Here we highlight subdivisions. For a more complete view of individual properties go to our Whatcom parcels map


Explanatory notes:

These are preliminary findings and subject to revision. We are still adding and confirming data. We are grateful to the Whatcom County Auditor office for making it possible for us to search digital property records using a computer program written by Nicholas Boren with help from Michael Corey at Mapping Prejudice. Suspected restrictions were confirmed by Sophia Dowling who managed data entry and geocoding. Maps by James Gregory.

Data caveat: On the map above, do not assume that areas without circles were not restricted. Restrictive covenants were only one of the mechanisms of segregation. Neighborhoods without covenants often practiced racial exclusion by other means.

There is a logic to the geography. Areas platted (subdivided) between 1925 and 1948 were most likely to be restricted. Realtors and developers wrote racial exclusions into the initial documents subdividing a future neighborhood. All properties in the subdivision were thus legally restricted. It was more complicated to restrict older areas. Neighborhood associations sometimes organized petition drives and convinced white homeowners to add racial restriction clauses to their properties.

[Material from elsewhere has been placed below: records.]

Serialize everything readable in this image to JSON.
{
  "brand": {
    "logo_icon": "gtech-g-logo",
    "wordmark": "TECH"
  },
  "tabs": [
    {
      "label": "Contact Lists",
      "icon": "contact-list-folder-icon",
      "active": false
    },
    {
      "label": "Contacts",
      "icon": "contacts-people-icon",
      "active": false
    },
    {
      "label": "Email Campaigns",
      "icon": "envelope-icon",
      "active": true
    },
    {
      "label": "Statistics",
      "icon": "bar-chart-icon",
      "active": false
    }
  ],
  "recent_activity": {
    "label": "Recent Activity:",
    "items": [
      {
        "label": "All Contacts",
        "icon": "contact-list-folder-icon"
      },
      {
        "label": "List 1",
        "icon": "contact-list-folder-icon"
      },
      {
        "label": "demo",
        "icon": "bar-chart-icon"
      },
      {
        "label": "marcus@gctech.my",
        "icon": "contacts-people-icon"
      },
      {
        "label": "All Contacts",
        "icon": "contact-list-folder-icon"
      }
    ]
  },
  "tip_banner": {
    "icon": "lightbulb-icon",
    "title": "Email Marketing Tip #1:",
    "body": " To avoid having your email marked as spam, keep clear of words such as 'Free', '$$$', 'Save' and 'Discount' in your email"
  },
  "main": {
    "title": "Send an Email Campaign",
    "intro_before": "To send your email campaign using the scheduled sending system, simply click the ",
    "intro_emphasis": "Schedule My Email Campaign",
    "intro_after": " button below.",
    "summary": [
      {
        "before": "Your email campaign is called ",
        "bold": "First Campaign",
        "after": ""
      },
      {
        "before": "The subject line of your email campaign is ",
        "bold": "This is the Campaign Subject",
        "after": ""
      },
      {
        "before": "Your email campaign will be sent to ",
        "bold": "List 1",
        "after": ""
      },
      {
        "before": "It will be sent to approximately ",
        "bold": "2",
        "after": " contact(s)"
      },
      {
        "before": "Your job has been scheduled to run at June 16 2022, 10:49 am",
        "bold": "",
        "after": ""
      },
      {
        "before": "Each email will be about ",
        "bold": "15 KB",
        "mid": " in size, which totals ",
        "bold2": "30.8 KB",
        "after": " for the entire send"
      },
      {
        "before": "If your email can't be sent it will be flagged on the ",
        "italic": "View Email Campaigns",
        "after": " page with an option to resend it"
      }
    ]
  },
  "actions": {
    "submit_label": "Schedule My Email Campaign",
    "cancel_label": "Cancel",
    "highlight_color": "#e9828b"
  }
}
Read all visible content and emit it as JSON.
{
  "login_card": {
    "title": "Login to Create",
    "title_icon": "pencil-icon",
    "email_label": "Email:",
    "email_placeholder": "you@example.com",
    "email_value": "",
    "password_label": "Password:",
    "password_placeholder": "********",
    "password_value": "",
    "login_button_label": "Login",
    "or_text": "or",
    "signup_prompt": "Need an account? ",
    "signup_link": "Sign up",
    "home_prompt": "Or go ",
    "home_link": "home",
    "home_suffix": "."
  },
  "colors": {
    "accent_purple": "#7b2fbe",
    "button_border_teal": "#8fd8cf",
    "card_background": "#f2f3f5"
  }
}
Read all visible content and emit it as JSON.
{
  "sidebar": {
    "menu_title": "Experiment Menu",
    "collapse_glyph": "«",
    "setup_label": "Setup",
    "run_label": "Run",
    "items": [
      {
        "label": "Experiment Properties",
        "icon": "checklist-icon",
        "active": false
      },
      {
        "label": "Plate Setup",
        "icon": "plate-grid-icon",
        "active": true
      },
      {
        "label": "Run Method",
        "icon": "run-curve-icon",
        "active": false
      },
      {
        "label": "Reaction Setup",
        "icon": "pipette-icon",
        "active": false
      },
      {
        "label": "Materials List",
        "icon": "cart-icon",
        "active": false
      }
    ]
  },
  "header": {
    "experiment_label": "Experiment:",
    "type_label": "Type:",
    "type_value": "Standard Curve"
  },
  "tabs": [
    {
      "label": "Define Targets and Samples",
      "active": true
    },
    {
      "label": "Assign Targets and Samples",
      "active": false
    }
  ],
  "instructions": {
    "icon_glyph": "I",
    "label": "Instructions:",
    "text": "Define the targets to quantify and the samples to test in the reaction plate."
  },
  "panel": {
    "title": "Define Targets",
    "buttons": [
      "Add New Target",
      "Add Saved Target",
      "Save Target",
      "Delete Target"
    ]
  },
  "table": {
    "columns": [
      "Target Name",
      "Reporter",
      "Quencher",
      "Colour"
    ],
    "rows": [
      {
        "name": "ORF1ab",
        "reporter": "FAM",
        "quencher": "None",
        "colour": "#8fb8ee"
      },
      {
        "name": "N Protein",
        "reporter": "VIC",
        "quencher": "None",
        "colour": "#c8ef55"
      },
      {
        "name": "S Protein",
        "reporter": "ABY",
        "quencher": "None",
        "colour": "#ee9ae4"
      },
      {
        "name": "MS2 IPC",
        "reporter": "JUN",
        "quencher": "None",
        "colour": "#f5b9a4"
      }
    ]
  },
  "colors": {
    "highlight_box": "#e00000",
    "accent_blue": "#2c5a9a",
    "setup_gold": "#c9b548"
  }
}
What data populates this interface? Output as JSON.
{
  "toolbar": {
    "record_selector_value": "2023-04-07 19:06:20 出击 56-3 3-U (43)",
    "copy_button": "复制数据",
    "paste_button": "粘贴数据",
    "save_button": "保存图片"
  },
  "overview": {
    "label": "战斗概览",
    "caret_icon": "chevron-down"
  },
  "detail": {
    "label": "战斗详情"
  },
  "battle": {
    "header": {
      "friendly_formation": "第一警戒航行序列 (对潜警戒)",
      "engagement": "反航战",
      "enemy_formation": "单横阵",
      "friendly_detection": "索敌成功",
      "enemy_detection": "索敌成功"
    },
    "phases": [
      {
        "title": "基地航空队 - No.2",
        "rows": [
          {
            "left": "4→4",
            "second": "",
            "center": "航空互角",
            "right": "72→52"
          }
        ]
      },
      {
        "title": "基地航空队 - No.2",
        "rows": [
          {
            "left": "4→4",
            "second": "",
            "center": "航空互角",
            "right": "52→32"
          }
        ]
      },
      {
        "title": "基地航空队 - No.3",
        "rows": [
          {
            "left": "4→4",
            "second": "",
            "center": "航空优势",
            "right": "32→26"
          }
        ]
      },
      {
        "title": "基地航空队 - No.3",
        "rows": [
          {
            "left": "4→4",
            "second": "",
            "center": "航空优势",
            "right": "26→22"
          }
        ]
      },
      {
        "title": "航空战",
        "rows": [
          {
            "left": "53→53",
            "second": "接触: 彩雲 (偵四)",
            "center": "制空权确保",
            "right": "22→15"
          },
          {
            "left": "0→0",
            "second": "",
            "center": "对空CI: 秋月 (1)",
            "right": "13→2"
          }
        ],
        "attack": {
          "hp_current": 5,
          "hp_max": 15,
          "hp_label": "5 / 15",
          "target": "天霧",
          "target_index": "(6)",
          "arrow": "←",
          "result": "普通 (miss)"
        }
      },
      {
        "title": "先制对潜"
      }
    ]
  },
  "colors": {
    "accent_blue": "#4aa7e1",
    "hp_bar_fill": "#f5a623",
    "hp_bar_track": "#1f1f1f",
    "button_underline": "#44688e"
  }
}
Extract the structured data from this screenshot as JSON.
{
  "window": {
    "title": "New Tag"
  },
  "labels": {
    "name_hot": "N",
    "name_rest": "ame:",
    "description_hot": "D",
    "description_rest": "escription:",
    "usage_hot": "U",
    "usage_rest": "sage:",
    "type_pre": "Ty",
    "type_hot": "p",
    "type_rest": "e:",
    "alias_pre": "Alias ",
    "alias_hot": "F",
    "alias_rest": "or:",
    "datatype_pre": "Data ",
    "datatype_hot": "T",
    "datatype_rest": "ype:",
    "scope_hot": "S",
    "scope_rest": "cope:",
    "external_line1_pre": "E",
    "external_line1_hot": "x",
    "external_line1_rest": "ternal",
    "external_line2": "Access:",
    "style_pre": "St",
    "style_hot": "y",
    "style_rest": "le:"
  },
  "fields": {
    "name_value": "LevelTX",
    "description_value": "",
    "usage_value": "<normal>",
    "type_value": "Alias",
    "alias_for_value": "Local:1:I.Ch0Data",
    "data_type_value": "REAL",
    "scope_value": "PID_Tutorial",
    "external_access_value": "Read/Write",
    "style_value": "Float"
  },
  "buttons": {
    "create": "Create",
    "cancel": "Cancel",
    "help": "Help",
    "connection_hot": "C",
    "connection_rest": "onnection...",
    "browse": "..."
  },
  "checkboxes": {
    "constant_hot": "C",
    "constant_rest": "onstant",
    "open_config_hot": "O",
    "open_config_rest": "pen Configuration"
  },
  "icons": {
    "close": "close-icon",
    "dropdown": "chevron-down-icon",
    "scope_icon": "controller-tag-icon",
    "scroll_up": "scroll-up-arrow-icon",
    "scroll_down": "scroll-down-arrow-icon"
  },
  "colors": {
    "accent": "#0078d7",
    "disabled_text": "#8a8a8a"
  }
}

Look at the language of restriction in these deeds. Some specify that neighborhoods are reserved for "Whites," while others enumerate the prohibited racial groups. And the wording is curious. In the terminology of the 1920s-1940s "Hebrews" meant Jews; "Ethiopians" meant African ancestry; "Malays" meant Filipinos; "Mongolians" meant all east Asians; "Hindus" meant all south Asians.